> _WHAT YOU NEED TO DO_
Nothing in the data below may be left out; return all of it exactly.

BEGIN RECORDS FOR PROCESSING

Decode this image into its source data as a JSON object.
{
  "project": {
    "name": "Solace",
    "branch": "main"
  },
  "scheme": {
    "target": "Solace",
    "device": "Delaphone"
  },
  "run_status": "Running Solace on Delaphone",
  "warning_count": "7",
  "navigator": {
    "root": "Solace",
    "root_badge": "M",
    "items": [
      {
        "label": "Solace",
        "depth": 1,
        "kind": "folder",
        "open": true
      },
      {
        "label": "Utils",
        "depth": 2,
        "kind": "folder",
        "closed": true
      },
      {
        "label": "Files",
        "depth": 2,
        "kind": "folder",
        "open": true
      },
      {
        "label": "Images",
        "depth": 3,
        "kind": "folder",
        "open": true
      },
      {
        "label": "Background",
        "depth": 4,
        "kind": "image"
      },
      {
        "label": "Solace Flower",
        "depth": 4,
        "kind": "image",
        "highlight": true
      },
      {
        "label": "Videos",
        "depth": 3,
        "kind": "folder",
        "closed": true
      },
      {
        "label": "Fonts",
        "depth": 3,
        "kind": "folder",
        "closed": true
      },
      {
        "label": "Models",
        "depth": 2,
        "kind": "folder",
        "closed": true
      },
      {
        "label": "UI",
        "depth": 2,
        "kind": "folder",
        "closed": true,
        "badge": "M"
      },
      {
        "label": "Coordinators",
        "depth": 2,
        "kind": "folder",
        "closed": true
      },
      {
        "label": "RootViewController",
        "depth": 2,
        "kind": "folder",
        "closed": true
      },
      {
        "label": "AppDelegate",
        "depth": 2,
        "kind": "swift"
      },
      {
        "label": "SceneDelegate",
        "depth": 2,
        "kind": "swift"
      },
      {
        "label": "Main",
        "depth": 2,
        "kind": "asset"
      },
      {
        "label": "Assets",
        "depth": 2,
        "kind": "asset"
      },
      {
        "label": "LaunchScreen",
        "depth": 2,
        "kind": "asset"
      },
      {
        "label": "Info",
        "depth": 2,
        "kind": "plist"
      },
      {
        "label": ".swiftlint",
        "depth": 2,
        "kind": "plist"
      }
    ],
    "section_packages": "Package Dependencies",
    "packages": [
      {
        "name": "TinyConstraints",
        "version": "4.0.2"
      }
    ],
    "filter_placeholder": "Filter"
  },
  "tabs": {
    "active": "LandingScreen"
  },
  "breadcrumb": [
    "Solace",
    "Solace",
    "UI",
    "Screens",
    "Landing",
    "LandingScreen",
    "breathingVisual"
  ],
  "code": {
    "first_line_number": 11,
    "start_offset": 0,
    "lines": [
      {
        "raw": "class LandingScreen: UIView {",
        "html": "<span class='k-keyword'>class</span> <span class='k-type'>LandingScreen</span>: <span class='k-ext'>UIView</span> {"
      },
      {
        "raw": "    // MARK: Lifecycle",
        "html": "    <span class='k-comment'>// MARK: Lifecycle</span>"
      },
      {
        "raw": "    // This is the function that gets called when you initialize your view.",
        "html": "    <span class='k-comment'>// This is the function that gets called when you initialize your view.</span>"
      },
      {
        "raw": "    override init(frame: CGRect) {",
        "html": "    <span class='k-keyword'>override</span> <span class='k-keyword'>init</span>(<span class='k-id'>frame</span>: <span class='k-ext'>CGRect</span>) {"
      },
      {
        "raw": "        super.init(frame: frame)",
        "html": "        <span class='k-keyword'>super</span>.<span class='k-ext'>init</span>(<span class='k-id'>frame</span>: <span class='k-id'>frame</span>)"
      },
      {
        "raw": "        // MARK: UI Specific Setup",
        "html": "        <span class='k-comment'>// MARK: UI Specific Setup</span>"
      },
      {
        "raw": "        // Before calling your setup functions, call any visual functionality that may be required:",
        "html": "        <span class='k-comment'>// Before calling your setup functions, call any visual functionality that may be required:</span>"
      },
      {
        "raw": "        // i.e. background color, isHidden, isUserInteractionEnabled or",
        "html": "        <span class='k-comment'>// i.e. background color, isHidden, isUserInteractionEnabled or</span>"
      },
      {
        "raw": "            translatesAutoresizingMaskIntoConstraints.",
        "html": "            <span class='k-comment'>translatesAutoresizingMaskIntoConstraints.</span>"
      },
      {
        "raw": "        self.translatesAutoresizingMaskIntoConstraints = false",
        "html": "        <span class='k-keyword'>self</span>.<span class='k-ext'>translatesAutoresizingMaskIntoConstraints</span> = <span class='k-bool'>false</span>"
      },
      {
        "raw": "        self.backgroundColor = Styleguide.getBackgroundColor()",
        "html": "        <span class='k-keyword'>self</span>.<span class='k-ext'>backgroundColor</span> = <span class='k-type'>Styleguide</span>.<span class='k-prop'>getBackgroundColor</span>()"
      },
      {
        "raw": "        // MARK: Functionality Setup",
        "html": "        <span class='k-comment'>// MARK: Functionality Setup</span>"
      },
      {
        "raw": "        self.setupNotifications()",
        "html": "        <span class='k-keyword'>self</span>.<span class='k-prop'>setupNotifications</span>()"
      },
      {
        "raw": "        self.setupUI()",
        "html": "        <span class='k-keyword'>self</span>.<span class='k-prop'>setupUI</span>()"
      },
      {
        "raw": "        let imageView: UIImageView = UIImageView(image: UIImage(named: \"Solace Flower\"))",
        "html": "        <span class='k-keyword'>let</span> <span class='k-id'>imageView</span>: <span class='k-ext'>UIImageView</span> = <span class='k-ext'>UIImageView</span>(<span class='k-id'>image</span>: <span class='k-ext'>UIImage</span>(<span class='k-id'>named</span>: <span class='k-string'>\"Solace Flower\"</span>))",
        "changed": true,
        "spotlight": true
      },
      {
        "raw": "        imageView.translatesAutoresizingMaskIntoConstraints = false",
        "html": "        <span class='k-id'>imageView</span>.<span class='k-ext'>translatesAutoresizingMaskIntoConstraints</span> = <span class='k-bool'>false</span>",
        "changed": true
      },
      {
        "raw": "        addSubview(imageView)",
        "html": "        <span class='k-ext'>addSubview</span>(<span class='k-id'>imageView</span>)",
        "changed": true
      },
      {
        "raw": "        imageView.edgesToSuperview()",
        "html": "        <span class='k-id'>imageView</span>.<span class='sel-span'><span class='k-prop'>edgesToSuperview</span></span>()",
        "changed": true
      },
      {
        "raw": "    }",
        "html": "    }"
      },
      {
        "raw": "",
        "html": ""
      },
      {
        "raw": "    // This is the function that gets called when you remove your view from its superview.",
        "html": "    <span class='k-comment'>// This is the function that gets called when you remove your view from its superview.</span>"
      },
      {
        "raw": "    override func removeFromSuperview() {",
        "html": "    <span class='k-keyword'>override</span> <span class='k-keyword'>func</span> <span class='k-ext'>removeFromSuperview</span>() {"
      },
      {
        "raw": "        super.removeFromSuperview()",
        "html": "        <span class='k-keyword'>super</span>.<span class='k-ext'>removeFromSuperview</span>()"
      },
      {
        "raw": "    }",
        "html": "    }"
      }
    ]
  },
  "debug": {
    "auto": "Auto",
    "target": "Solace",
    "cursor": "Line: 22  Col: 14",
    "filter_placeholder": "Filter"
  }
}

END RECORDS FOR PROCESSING

> _EXERCISE RESULT_
Decode this image into its source data as a JSON object.
{
  "project": {
    "name": "Solace",
    "branch": "main"
  },
  "scheme": {
    "target": "Solace",
    "device": "Delaphone"
  },
  "run_status": "Running Solace on Delaphone",
  "warning_count": "7",
  "navigator": {
    "root": "Solace",
    "root_badge": "M",
    "items": [
      {
        "label": "Solace",
        "depth": 1,
        "kind": "folder",
        "open": true
      },
      {
        "label": "Utils",
        "depth": 2,
        "kind": "folder",
        "closed": true
      },
      {
        "label": "Files",
        "depth": 2,
        "kind": "folder",
        "open": true
      },
      {
        "label": "Images",
        "depth": 3,
        "kind": "folder",
        "open": true
      },
      {
        "label": "Background",
        "depth": 4,
        "kind": "image"
      },
      {
        "label": "Solace Flower",
        "depth": 4,
        "kind": "image",
        "highlight": true
      },
      {
        "label": "Videos",
        "depth": 3,
        "kind": "folder",
        "closed": true
      },
      {
        "label": "Fonts",
        "depth": 3,
        "kind": "folder",
        "closed": true
      },
      {
        "label": "Models",
        "depth": 2,
        "kind": "folder",
        "closed": true
      },
      {
        "label": "UI",
        "depth": 2,
        "kind": "folder",
        "closed": true,
        "badge": "M"
      },
      {
        "label": "Coordinators",
        "depth": 2,
        "kind": "folder",
        "closed": true
      },
      {
        "label": "RootViewController",
        "depth": 2,
        "kind": "folder",
        "closed": true
      },
      {
        "label": "AppDelegate",
        "depth": 2,
        "kind": "swift"
      },
      {
        "label": "SceneDelegate",
        "depth": 2,
        "kind": "swift"
      },
      {
        "label": "Main",
        "depth": 2,
        "kind": "asset"
      },
      {
        "label": "Assets",
        "depth": 2,
        "kind": "asset"
      },
      {
        "label": "LaunchScreen",
        "depth": 2,
        "kind": "asset"
      },
      {
        "label": "Info",
        "depth": 2,
        "kind": "plist"
      },
      {
        "label": ".swiftlint",
        "depth": 2,
        "kind": "plist"
      }
    ],
    "section_packages": "Package Dependencies",
    "packages": [
      {
        "name": "TinyConstraints",
        "version": "4.0.2"
      }
    ],
    "filter_placeholder": "Filter"
  },
  "tabs": {
    "active": "LandingScreen"
  },
  "breadcrumb": [
    "Solace",
    "Solace",
    "UI",
    "Screens",
    "Landing",
    "LandingScreen",
    "breathingVisual"
  ],
  "code": {
    "first_line_number": 11,
    "start_offset": 0,
    "lines": [
      {
        "raw": "class LandingScreen: UIView {",
        "html": "<span class='k-keyword'>class</span> <span class='k-type'>LandingScreen</span>: <span class='k-ext'>UIView</span> {"
      },
      {
        "raw": "    // MARK: Lifecycle",
        "html": "    <span class='k-comment'>// MARK: Lifecycle</span>"
      },
      {
        "raw": "    // This is the function that gets called when you initialize your view.",
        "html": "    <span class='k-comment'>// This is the function that gets called when you initialize your view.</span>"
      },
      {
        "raw": "    override init(frame: CGRect) {",
        "html": "    <span class='k-keyword'>override</span> <span class='k-keyword'>init</span>(<span class='k-id'>frame</span>: <span class='k-ext'>CGRect</span>) {"
      },
      {
        "raw": "        super.init(frame: frame)",
        "html": "        <span class='k-keyword'>super</span>.<span class='k-ext'>init</span>(<span class='k-id'>frame</span>: <span class='k-id'>frame</span>)"
      },
      {
        "raw": "        // MARK: UI Specific Setup",
        "html": "        <span class='k-comment'>// MARK: UI Specific Setup</span>"
      },
      {
        "raw": "        // Before calling your setup functions, call any visual functionality that may be required:",
        "html": "        <span class='k-comment'>// Before calling your setup functions, call any visual functionality that may be required:</span>"
      },
      {
        "raw": "        // i.e. background color, isHidden, isUserInteractionEnabled or",
        "html": "        <span class='k-comment'>// i.e. background color, isHidden, isUserInteractionEnabled or</span>"
      },
      {
        "raw": "            translatesAutoresizingMaskIntoConstraints.",
        "html": "            <span class='k-comment'>translatesAutoresizingMaskIntoConstraints.</span>"
      },
      {
        "raw": "        self.translatesAutoresizingMaskIntoConstraints = false",
        "html": "        <span class='k-keyword'>self</span>.<span class='k-ext'>translatesAutoresizingMaskIntoConstraints</span> = <span class='k-bool'>false</span>"
      },
      {
        "raw": "        self.backgroundColor = Styleguide.getBackgroundColor()",
        "html": "        <span class='k-keyword'>self</span>.<span class='k-ext'>backgroundColor</span> = <span class='k-type'>Styleguide</span>.<span class='k-prop'>getBackgroundColor</span>()"
      },
      {
        "raw": "        // MARK: Functionality Setup",
        "html": "        <span class='k-comment'>// MARK: Functionality Setup</span>"
      },
      {
        "raw": "        self.setupNotifications()",
        "html": "        <span class='k-keyword'>self</span>.<span class='k-prop'>setupNotifications</span>()"
      },
      {
        "raw": "        self.setupUI()",
        "html": "        <span class='k-keyword'>self</span>.<span class='k-prop'>setupUI</span>()"
      },
      {
        "raw": "        let imageView: UIImageView = UIImageView(image: UIImage(named: \"Solace Flower\"))",
        "html": "        <span class='k-keyword'>let</span> <span class='k-id'>imageView</span>: <span class='k-ext'>UIImageView</span> = <span class='k-ext'>UIImageView</span>(<span class='k-id'>image</span>: <span class='k-ext'>UIImage</span>(<span class='k-id'>named</span>: <span class='k-string'>\"Solace Flower\"</span>))",
        "changed": true,
        "spotlight": true
      },
      {
        "raw": "        imageView.translatesAutoresizingMaskIntoConstraints = false",
        "html": "        <span class='k-id'>imageView</span>.<span class='k-ext'>translatesAutoresizingMaskIntoConstraints</span> = <span class='k-bool'>false</span>",
        "changed": true
      },
      {
        "raw": "        addSubview(imageView)",
        "html": "        <span class='k-ext'>addSubview</span>(<span class='k-id'>imageView</span>)",
        "changed": true
      },
      {
        "raw": "        imageView.edgesToSuperview()",
        "html": "        <span class='k-id'>imageView</span>.<span class='sel-span'><span class='k-prop'>edgesToSuperview</span></span>()",
        "changed": true
      },
      {
        "raw": "    }",
        "html": "    }"
      },
      {
        "raw": "",
        "html": ""
      },
      {
        "raw": "    // This is the function that gets called when you remove your view from its superview.",
        "html": "    <span class='k-comment'>// This is the function that gets called when you remove your view from its superview.</span>"
      },
      {
        "raw": "    override func removeFromSuperview() {",
        "html": "    <span class='k-keyword'>override</span> <span class='k-keyword'>func</span> <span class='k-ext'>removeFromSuperview</span>() {"
      },
      {
        "raw": "        super.removeFromSuperview()",
        "html": "        <span class='k-keyword'>super</span>.<span class='k-ext'>removeFromSuperview</span>()"
      },
      {
        "raw": "    }",
        "html": "    }"
      }
    ]
  },
  "debug": {
    "auto": "Auto",
    "target": "Solace",
    "cursor": "Line: 22  Col: 14",
    "filter_placeholder": "Filter"
  }
}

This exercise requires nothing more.